_Provided data_:
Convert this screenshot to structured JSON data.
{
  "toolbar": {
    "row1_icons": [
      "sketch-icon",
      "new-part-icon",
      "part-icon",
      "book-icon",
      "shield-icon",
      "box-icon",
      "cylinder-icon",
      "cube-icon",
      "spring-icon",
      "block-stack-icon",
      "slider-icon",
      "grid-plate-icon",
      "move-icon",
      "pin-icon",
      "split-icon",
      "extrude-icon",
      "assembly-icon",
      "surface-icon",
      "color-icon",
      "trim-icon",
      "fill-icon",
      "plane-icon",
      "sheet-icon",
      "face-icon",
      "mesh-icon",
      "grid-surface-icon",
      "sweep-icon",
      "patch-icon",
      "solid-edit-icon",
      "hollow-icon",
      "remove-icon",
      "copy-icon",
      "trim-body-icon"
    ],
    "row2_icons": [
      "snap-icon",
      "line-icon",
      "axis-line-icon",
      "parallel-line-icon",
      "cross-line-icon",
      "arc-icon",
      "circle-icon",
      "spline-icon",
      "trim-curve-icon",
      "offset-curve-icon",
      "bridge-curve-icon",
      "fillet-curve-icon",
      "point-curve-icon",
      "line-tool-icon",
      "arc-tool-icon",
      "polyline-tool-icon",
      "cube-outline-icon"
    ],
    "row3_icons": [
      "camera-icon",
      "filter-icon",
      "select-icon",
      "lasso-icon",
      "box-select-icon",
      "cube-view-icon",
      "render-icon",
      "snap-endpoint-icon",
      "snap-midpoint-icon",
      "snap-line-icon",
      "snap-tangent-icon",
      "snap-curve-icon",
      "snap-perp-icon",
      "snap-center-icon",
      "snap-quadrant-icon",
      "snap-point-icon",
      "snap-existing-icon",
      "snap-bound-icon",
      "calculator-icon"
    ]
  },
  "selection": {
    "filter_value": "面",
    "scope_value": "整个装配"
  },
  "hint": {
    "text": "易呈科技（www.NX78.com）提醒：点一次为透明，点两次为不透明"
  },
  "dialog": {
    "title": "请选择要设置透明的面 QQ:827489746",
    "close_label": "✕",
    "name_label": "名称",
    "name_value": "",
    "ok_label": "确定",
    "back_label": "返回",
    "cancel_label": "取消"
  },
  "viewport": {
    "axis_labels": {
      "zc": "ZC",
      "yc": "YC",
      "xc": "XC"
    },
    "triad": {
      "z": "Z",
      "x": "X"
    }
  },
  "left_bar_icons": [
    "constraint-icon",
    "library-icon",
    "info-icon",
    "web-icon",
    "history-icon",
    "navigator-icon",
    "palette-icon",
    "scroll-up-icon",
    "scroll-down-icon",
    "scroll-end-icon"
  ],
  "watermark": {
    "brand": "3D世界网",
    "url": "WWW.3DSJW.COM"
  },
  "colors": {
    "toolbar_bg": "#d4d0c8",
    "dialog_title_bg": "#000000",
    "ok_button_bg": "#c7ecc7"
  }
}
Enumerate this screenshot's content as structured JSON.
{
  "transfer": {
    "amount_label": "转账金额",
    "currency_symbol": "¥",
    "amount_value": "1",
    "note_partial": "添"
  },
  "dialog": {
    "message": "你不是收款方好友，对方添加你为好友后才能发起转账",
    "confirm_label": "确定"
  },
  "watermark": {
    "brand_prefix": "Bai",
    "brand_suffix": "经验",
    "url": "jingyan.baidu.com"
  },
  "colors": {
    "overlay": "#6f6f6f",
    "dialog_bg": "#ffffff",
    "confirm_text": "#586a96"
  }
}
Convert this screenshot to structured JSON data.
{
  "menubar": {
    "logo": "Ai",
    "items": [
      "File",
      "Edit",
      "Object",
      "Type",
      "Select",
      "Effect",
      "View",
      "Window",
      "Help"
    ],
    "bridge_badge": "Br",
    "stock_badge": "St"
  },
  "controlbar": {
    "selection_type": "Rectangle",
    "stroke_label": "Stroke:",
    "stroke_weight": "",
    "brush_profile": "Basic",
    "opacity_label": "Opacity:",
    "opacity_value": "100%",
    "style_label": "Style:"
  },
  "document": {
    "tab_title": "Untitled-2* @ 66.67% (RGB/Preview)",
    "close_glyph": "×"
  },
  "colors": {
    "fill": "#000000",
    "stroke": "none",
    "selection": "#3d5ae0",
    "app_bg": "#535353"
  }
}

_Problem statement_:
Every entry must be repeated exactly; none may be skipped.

_Exercise solution_:
Convert this screenshot to structured JSON data.
{
  "toolbar": {
    "row1_icons": [
      "sketch-icon",
      "new-part-icon",
      "part-icon",
      "book-icon",
      "shield-icon",
      "box-icon",
      "cylinder-icon",
      "cube-icon",
      "spring-icon",
      "block-stack-icon",
      "slider-icon",
      "grid-plate-icon",
      "move-icon",
      "pin-icon",
      "split-icon",
      "extrude-icon",
      "assembly-icon",
      "surface-icon",
      "color-icon",
      "trim-icon",
      "fill-icon",
      "plane-icon",
      "sheet-icon",
      "face-icon",
      "mesh-icon",
      "grid-surface-icon",
      "sweep-icon",
      "patch-icon",
      "solid-edit-icon",
      "hollow-icon",
      "remove-icon",
      "copy-icon",
      "trim-body-icon"
    ],
    "row2_icons": [
      "snap-icon",
      "line-icon",
      "axis-line-icon",
      "parallel-line-icon",
      "cross-line-icon",
      "arc-icon",
      "circle-icon",
      "spline-icon",
      "trim-curve-icon",
      "offset-curve-icon",
      "bridge-curve-icon",
      "fillet-curve-icon",
      "point-curve-icon",
      "line-tool-icon",
      "arc-tool-icon",
      "polyline-tool-icon",
      "cube-outline-icon"
    ],
    "row3_icons": [
      "camera-icon",
      "filter-icon",
      "select-icon",
      "lasso-icon",
      "box-select-icon",
      "cube-view-icon",
      "render-icon",
      "snap-endpoint-icon",
      "snap-midpoint-icon",
      "snap-line-icon",
      "snap-tangent-icon",
      "snap-curve-icon",
      "snap-perp-icon",
      "snap-center-icon",
      "snap-quadrant-icon",
      "snap-point-icon",
      "snap-existing-icon",
      "snap-bound-icon",
      "calculator-icon"
    ]
  },
  "selection": {
    "filter_value": "面",
    "scope_value": "整个装配"
  },
  "hint": {
    "text": "易呈科技（www.NX78.com）提醒：点一次为透明，点两次为不透明"
  },
  "dialog": {
    "title": "请选择要设置透明的面 QQ:827489746",
    "close_label": "✕",
    "name_label": "名称",
    "name_value": "",
    "ok_label": "确定",
    "back_label": "返回",
    "cancel_label": "取消"
  },
  "viewport": {
    "axis_labels": {
      "zc": "ZC",
      "yc": "YC",
      "xc": "XC"
    },
    "triad": {
      "z": "Z",
      "x": "X"
    }
  },
  "left_bar_icons": [
    "constraint-icon",
    "library-icon",
    "info-icon",
    "web-icon",
    "history-icon",
    "navigator-icon",
    "palette-icon",
    "scroll-up-icon",
    "scroll-down-icon",
    "scroll-end-icon"
  ],
  "watermark": {
    "brand": "3D世界网",
    "url": "WWW.3DSJW.COM"
  },
  "colors": {
    "toolbar_bg": "#d4d0c8",
    "dialog_title_bg": "#000000",
    "ok_button_bg": "#c7ecc7"
  }
}
Enumerate this screenshot's content as structured JSON.
{
  "transfer": {
    "amount_label": "转账金额",
    "currency_symbol": "¥",
    "amount_value": "1",
    "note_partial": "添"
  },
  "dialog": {
    "message": "你不是收款方好友，对方添加你为好友后才能发起转账",
    "confirm_label": "确定"
  },
  "watermark": {
    "brand_prefix": "Bai",
    "brand_suffix": "经验",
    "url": "jingyan.baidu.com"
  },
  "colors": {
    "overlay": "#6f6f6f",
    "dialog_bg": "#ffffff",
    "confirm_text": "#586a96"
  }
}
Convert this screenshot to structured JSON data.
{
  "menubar": {
    "logo": "Ai",
    "items": [
      "File",
      "Edit",
      "Object",
      "Type",
      "Select",
      "Effect",
      "View",
      "Window",
      "Help"
    ],
    "bridge_badge": "Br",
    "stock_badge": "St"
  },
  "controlbar": {
    "selection_type": "Rectangle",
    "stroke_label": "Stroke:",
    "stroke_weight": "",
    "brush_profile": "Basic",
    "opacity_label": "Opacity:",
    "opacity_value": "100%",
    "style_label": "Style:"
  },
  "document": {
    "tab_title": "Untitled-2* @ 66.67% (RGB/Preview)",
    "close_glyph": "×"
  },
  "colors": {
    "fill": "#000000",
    "stroke": "none",
    "selection": "#3d5ae0",
    "app_bg": "#535353"
  }
}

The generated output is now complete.